What this task involves: Give the listing again word for word. Skip the pictures.

Records for processing:
- Opening Delimiter -

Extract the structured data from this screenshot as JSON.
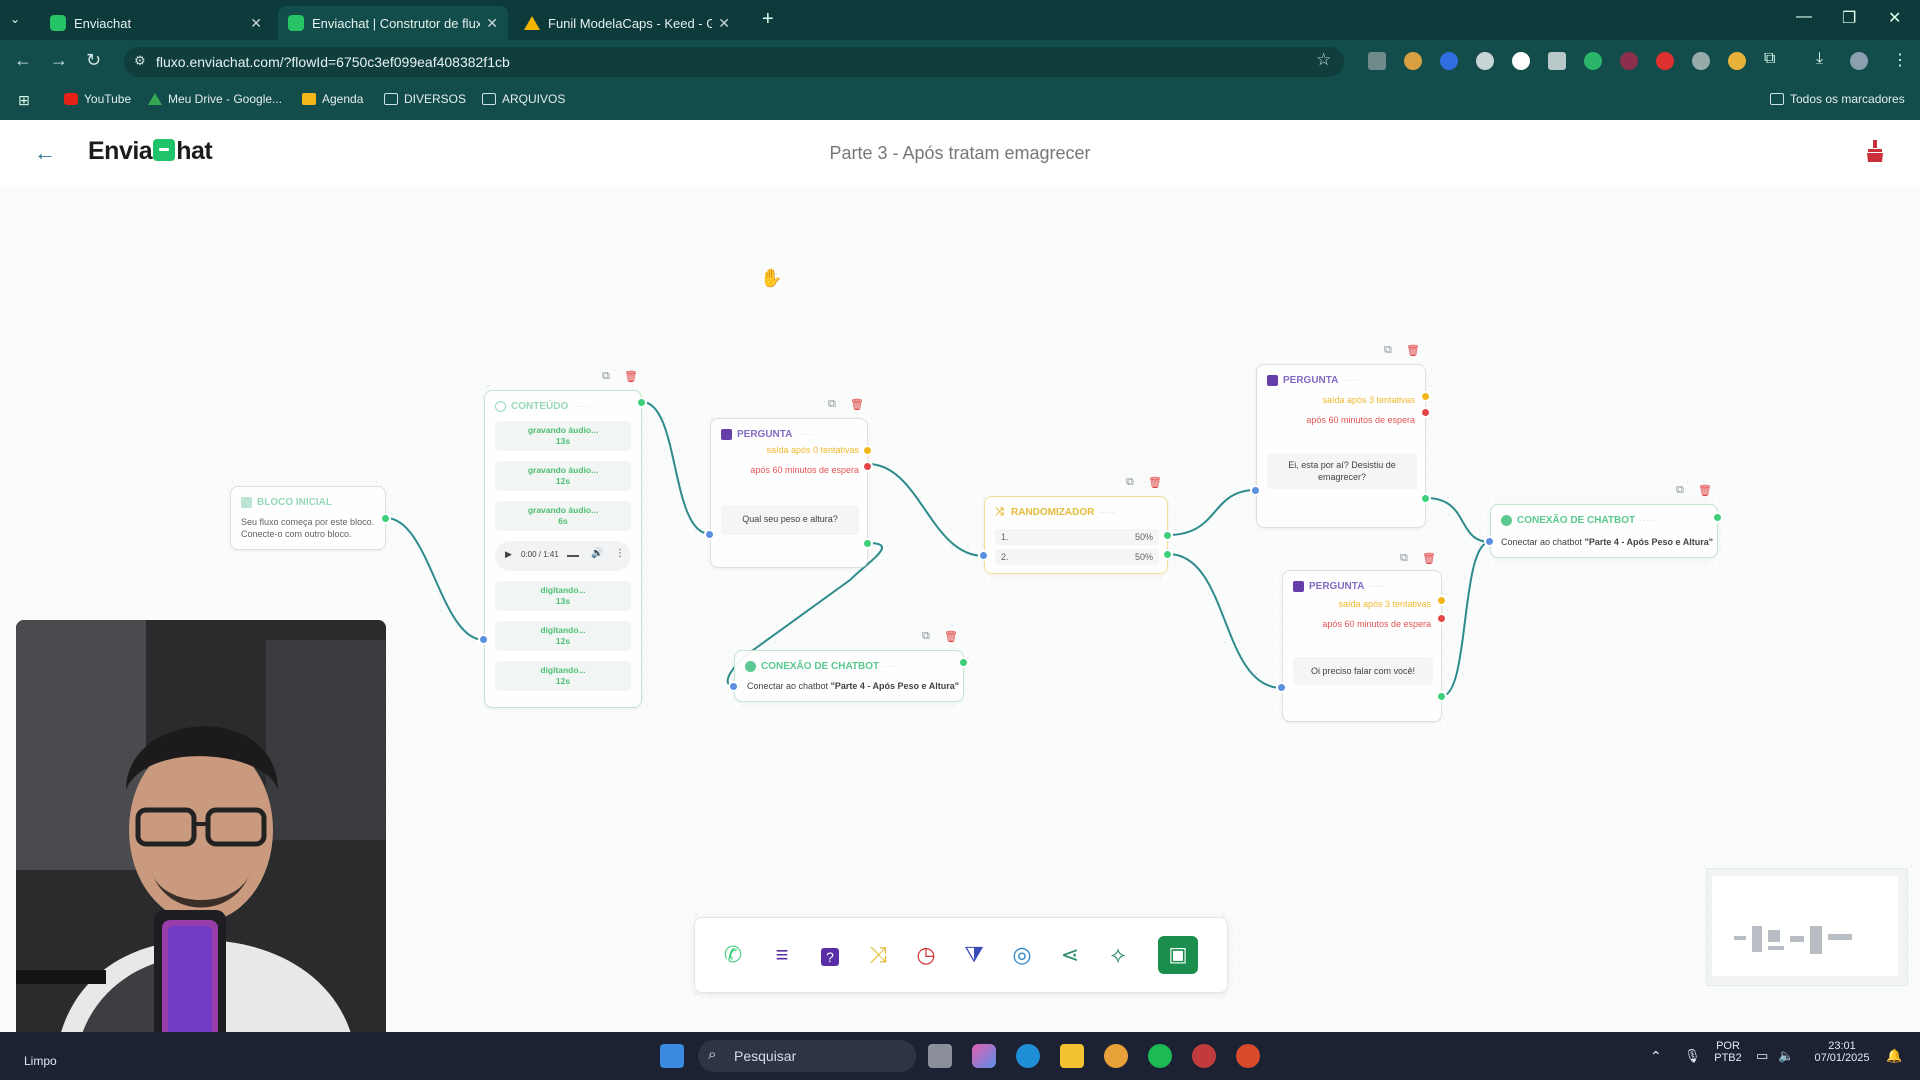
{
  "browser": {
    "tabs": [
      {
        "title": "Enviachat",
        "active": false
      },
      {
        "title": "Enviachat | Construtor de fluxo",
        "active": true
      },
      {
        "title": "Funil ModelaCaps - Keed - Goo",
        "active": false
      }
    ],
    "new_tab": "+",
    "url": "fluxo.enviachat.com/?flowId=6750c3ef099eaf408382f1cb",
    "bookmarks": [
      "YouTube",
      "Meu Drive - Google...",
      "Agenda",
      "DIVERSOS",
      "ARQUIVOS"
    ],
    "all_bookmarks": "Todos os marcadores"
  },
  "app": {
    "logo_left": "Envia",
    "logo_right": "hat",
    "flow_title": "Parte 3 - Após tratam emagrecer"
  },
  "nodes": {
    "start": {
      "title": "BLOCO INICIAL",
      "line1": "Seu fluxo começa por este bloco.",
      "line2": "Conecte-o com outro bloco."
    },
    "content": {
      "title": "CONTEÚDO",
      "items": [
        {
          "label": "gravando áudio...",
          "time": "13s"
        },
        {
          "label": "gravando áudio...",
          "time": "12s"
        },
        {
          "label": "gravando áudio...",
          "time": "6s"
        }
      ],
      "audio_time": "0:00 / 1:41",
      "typing": [
        {
          "label": "digitando...",
          "time": "13s"
        },
        {
          "label": "digitando...",
          "time": "12s"
        },
        {
          "label": "digitando...",
          "time": "12s"
        }
      ]
    },
    "question1": {
      "title": "PERGUNTA",
      "exit_attempts": "saída após 0 tentativas",
      "exit_wait": "após 60 minutos de espera",
      "question": "Qual seu peso e altura?"
    },
    "chatbot_conn1": {
      "title": "CONEXÃO DE CHATBOT",
      "text_prefix": "Conectar ao chatbot ",
      "text_target": "\"Parte 4 - Após Peso e Altura\""
    },
    "randomizer": {
      "title": "RANDOMIZADOR",
      "rows": [
        {
          "label": "1.",
          "value": "50%"
        },
        {
          "label": "2.",
          "value": "50%"
        }
      ]
    },
    "question2": {
      "title": "PERGUNTA",
      "exit_attempts": "saída após 3 tentativas",
      "exit_wait": "após 60 minutos de espera",
      "question_l1": "Ei, esta por aí? Desistiu de",
      "question_l2": "emagrecer?"
    },
    "question3": {
      "title": "PERGUNTA",
      "exit_attempts": "saída após 3 tentativas",
      "exit_wait": "após 60 minutos de espera",
      "question": "Oi preciso falar com você!"
    },
    "chatbot_conn2": {
      "title": "CONEXÃO DE CHATBOT",
      "text_prefix": "Conectar ao chatbot ",
      "text_target": "\"Parte 4 - Após Peso e Altura\""
    }
  },
  "toolbar": {
    "tools": [
      "whatsapp-icon",
      "menu-icon",
      "question-icon",
      "shuffle-icon",
      "clock-icon",
      "filter-icon",
      "target-icon",
      "share-icon",
      "webhook-icon"
    ],
    "save_icon": "save-icon"
  },
  "taskbar": {
    "weather": "Limpo",
    "search_placeholder": "Pesquisar",
    "lang1": "POR",
    "lang2": "PTB2",
    "time": "23:01",
    "date": "07/01/2025"
  },
  "colors": {
    "brand_green": "#1fc46a",
    "chrome_dark": "#0d3a3a",
    "chrome": "#134d4b",
    "edge": "#2e8b8b",
    "question_purple": "#5a2ea6",
    "warn_yellow": "#f2b71b",
    "danger_red": "#e44646"
  }
}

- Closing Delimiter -

The completed task:
Extract the structured data from this screenshot as JSON.
{
  "browser": {
    "tabs": [
      {
        "title": "Enviachat",
        "active": false
      },
      {
        "title": "Enviachat | Construtor de fluxo",
        "active": true
      },
      {
        "title": "Funil ModelaCaps - Keed - Goo",
        "active": false
      }
    ],
    "new_tab": "+",
    "url": "fluxo.enviachat.com/?flowId=6750c3ef099eaf408382f1cb",
    "bookmarks": [
      "YouTube",
      "Meu Drive - Google...",
      "Agenda",
      "DIVERSOS",
      "ARQUIVOS"
    ],
    "all_bookmarks": "Todos os marcadores"
  },
  "app": {
    "logo_left": "Envia",
    "logo_right": "hat",
    "flow_title": "Parte 3 - Após tratam emagrecer"
  },
  "nodes": {
    "start": {
      "title": "BLOCO INICIAL",
      "line1": "Seu fluxo começa por este bloco.",
      "line2": "Conecte-o com outro bloco."
    },
    "content": {
      "title": "CONTEÚDO",
      "items": [
        {
          "label": "gravando áudio...",
          "time": "13s"
        },
        {
          "label": "gravando áudio...",
          "time": "12s"
        },
        {
          "label": "gravando áudio...",
          "time": "6s"
        }
      ],
      "audio_time": "0:00 / 1:41",
      "typing": [
        {
          "label": "digitando...",
          "time": "13s"
        },
        {
          "label": "digitando...",
          "time": "12s"
        },
        {
          "label": "digitando...",
          "time": "12s"
        }
      ]
    },
    "question1": {
      "title": "PERGUNTA",
      "exit_attempts": "saída após 0 tentativas",
      "exit_wait": "após 60 minutos de espera",
      "question": "Qual seu peso e altura?"
    },
    "chatbot_conn1": {
      "title": "CONEXÃO DE CHATBOT",
      "text_prefix": "Conectar ao chatbot ",
      "text_target": "\"Parte 4 - Após Peso e Altura\""
    },
    "randomizer": {
      "title": "RANDOMIZADOR",
      "rows": [
        {
          "label": "1.",
          "value": "50%"
        },
        {
          "label": "2.",
          "value": "50%"
        }
      ]
    },
    "question2": {
      "title": "PERGUNTA",
      "exit_attempts": "saída após 3 tentativas",
      "exit_wait": "após 60 minutos de espera",
      "question_l1": "Ei, esta por aí? Desistiu de",
      "question_l2": "emagrecer?"
    },
    "question3": {
      "title": "PERGUNTA",
      "exit_attempts": "saída após 3 tentativas",
      "exit_wait": "após 60 minutos de espera",
      "question": "Oi preciso falar com você!"
    },
    "chatbot_conn2": {
      "title": "CONEXÃO DE CHATBOT",
      "text_prefix": "Conectar ao chatbot ",
      "text_target": "\"Parte 4 - Após Peso e Altura\""
    }
  },
  "toolbar": {
    "tools": [
      "whatsapp-icon",
      "menu-icon",
      "question-icon",
      "shuffle-icon",
      "clock-icon",
      "filter-icon",
      "target-icon",
      "share-icon",
      "webhook-icon"
    ],
    "save_icon": "save-icon"
  },
  "taskbar": {
    "weather": "Limpo",
    "search_placeholder": "Pesquisar",
    "lang1": "POR",
    "lang2": "PTB2",
    "time": "23:01",
    "date": "07/01/2025"
  },
  "colors": {
    "brand_green": "#1fc46a",
    "chrome_dark": "#0d3a3a",
    "chrome": "#134d4b",
    "edge": "#2e8b8b",
    "question_purple": "#5a2ea6",
    "warn_yellow": "#f2b71b",
    "danger_red": "#e44646"
  }
}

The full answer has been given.